Website and app data records:
################
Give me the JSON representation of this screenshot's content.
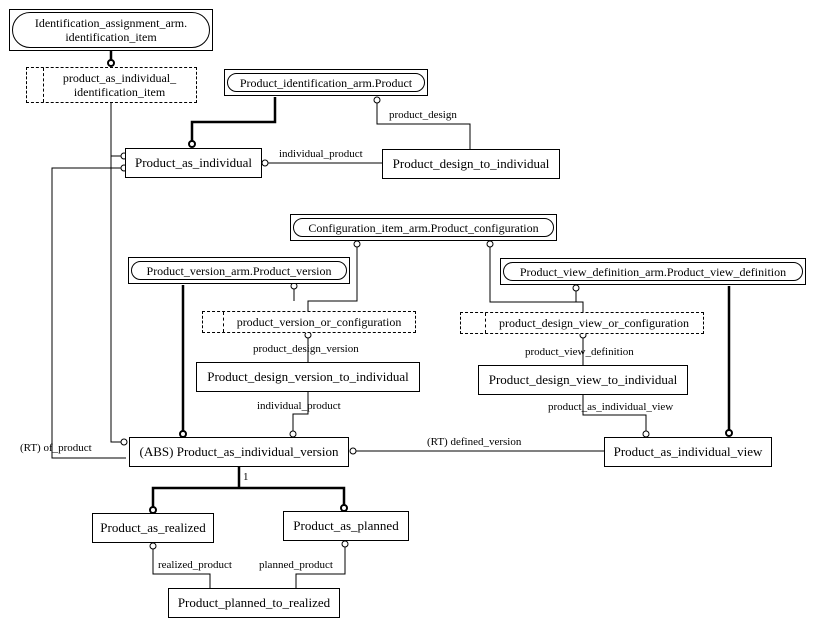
{
  "diagram": {
    "entities": {
      "identification_item": {
        "line1": "Identification_assignment_arm.",
        "line2": "identification_item",
        "kind": "referenced"
      },
      "pai_identification_item": {
        "line1": "product_as_individual_",
        "line2": "identification_item",
        "kind": "select"
      },
      "product": {
        "label": "Product_identification_arm.Product",
        "kind": "referenced"
      },
      "product_as_individual": {
        "label": "Product_as_individual",
        "kind": "entity"
      },
      "product_design_to_individual": {
        "label": "Product_design_to_individual",
        "kind": "entity"
      },
      "product_configuration": {
        "label": "Configuration_item_arm.Product_configuration",
        "kind": "referenced"
      },
      "product_version": {
        "label": "Product_version_arm.Product_version",
        "kind": "referenced"
      },
      "product_view_definition": {
        "label": "Product_view_definition_arm.Product_view_definition",
        "kind": "referenced"
      },
      "product_version_or_configuration": {
        "label": "product_version_or_configuration",
        "kind": "select"
      },
      "product_design_view_or_configuration": {
        "label": "product_design_view_or_configuration",
        "kind": "select"
      },
      "product_design_version_to_individual": {
        "label": "Product_design_version_to_individual",
        "kind": "entity"
      },
      "product_design_view_to_individual": {
        "label": "Product_design_view_to_individual",
        "kind": "entity"
      },
      "product_as_individual_version": {
        "label": "(ABS) Product_as_individual_version",
        "kind": "entity"
      },
      "product_as_individual_view": {
        "label": "Product_as_individual_view",
        "kind": "entity"
      },
      "product_as_realized": {
        "label": "Product_as_realized",
        "kind": "entity"
      },
      "product_as_planned": {
        "label": "Product_as_planned",
        "kind": "entity"
      },
      "product_planned_to_realized": {
        "label": "Product_planned_to_realized",
        "kind": "entity"
      }
    },
    "relationship_labels": {
      "product_design": "product_design",
      "individual_product_1": "individual_product",
      "product_design_version": "product_design_version",
      "individual_product_2": "individual_product",
      "product_view_definition": "product_view_definition",
      "product_as_individual_view": "product_as_individual_view",
      "of_product": "(RT) of_product",
      "defined_version": "(RT) defined_version",
      "one_of_cardinality": "1",
      "realized_product": "realized_product",
      "planned_product": "planned_product"
    }
  }
}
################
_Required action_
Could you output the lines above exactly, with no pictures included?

_The answer_
Give me the JSON representation of this screenshot's content.
{
  "diagram": {
    "entities": {
      "identification_item": {
        "line1": "Identification_assignment_arm.",
        "line2": "identification_item",
        "kind": "referenced"
      },
      "pai_identification_item": {
        "line1": "product_as_individual_",
        "line2": "identification_item",
        "kind": "select"
      },
      "product": {
        "label": "Product_identification_arm.Product",
        "kind": "referenced"
      },
      "product_as_individual": {
        "label": "Product_as_individual",
        "kind": "entity"
      },
      "product_design_to_individual": {
        "label": "Product_design_to_individual",
        "kind": "entity"
      },
      "product_configuration": {
        "label": "Configuration_item_arm.Product_configuration",
        "kind": "referenced"
      },
      "product_version": {
        "label": "Product_version_arm.Product_version",
        "kind": "referenced"
      },
      "product_view_definition": {
        "label": "Product_view_definition_arm.Product_view_definition",
        "kind": "referenced"
      },
      "product_version_or_configuration": {
        "label": "product_version_or_configuration",
        "kind": "select"
      },
      "product_design_view_or_configuration": {
        "label": "product_design_view_or_configuration",
        "kind": "select"
      },
      "product_design_version_to_individual": {
        "label": "Product_design_version_to_individual",
        "kind": "entity"
      },
      "product_design_view_to_individual": {
        "label": "Product_design_view_to_individual",
        "kind": "entity"
      },
      "product_as_individual_version": {
        "label": "(ABS) Product_as_individual_version",
        "kind": "entity"
      },
      "product_as_individual_view": {
        "label": "Product_as_individual_view",
        "kind": "entity"
      },
      "product_as_realized": {
        "label": "Product_as_realized",
        "kind": "entity"
      },
      "product_as_planned": {
        "label": "Product_as_planned",
        "kind": "entity"
      },
      "product_planned_to_realized": {
        "label": "Product_planned_to_realized",
        "kind": "entity"
      }
    },
    "relationship_labels": {
      "product_design": "product_design",
      "individual_product_1": "individual_product",
      "product_design_version": "product_design_version",
      "individual_product_2": "individual_product",
      "product_view_definition": "product_view_definition",
      "product_as_individual_view": "product_as_individual_view",
      "of_product": "(RT) of_product",
      "defined_version": "(RT) defined_version",
      "one_of_cardinality": "1",
      "realized_product": "realized_product",
      "planned_product": "planned_product"
    }
  }
}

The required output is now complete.